Arguing the C-17 is “much more valuable” than the C-5A, Moseley said: “We can’t get rid of the C-5s because of legislation.” Congress has barred the USAF from going below 112 C-5s, blocking it from retiring the C-5As, until it has determined the feasibility of modernising the older Galaxys in the same way the newer C-5Bs are being upgraded. That decision will come after the C-17 line shuts in 2008 based on current orders.

A Department of Defense mobility capabilities study completed late last year supported ending C-17 procurement at 180 aircraft, based on planned purchases of Lockheed C-130Js and a new small intra-theatre airlifter to be acquired jointly with the US Army. The services agreed last week to combine their respective Future Cargo Aircraft and Light Cargo Aircraft requirements into a Joint Cargo Aircraft (JCA) programme, Moseley said.

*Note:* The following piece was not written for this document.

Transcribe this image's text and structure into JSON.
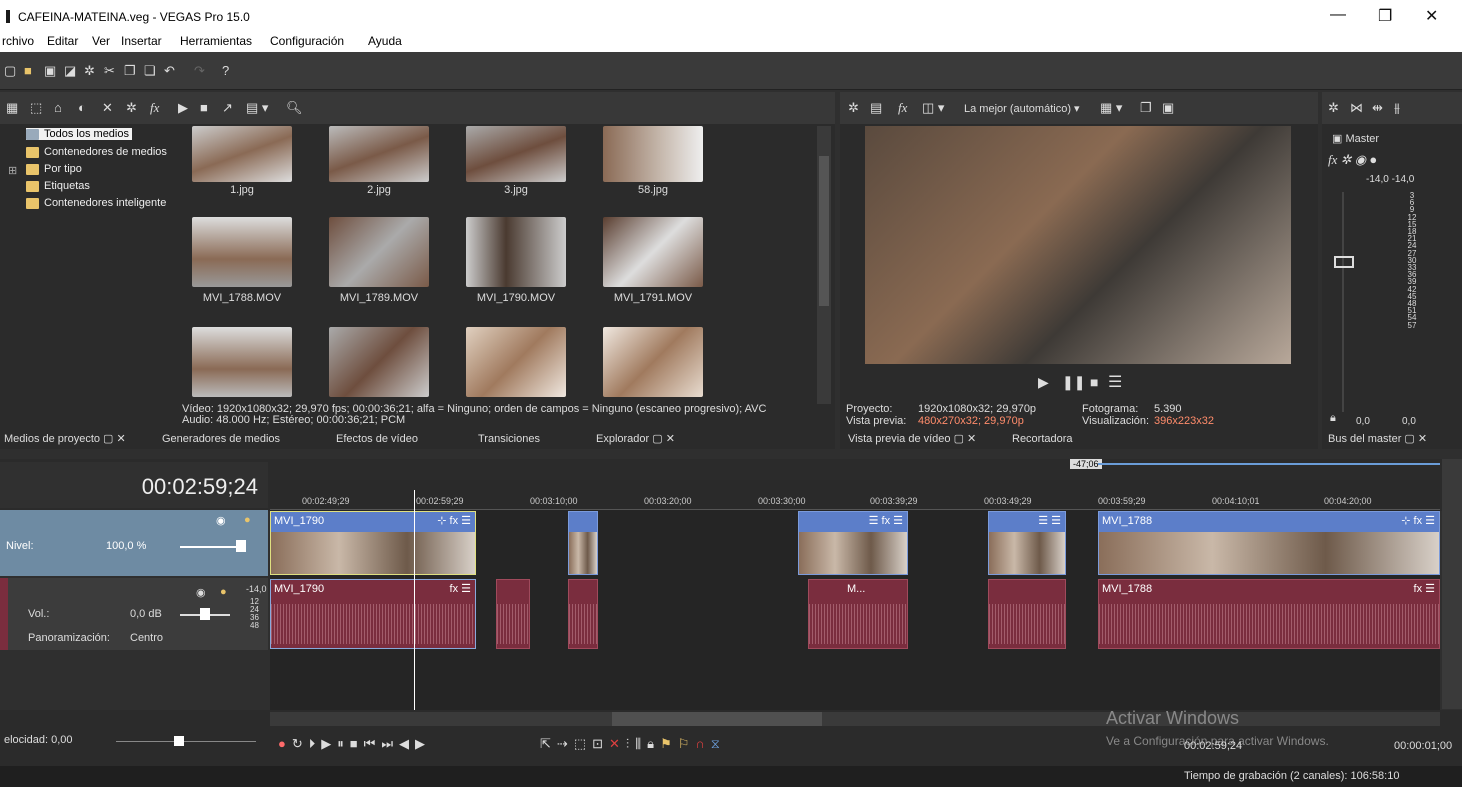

If endorsed by undersecretary of defence for acquisition Ken Krieg, the JCA agreement clears the way for the army to release its long-awaited request for proposals for an initial 33 aircraft to replace its Shorts C-23 Sherpas. The army is expected to buy about 70 aircraft, and the air force up to 150, Moseley told Congress. So far, only two bidders are known: Alenia/L-3 with the C-27J and Raytheon/EADS Casa with the CN-235 or C-295.

GRAHAM WARWICK / WASHINGTON DC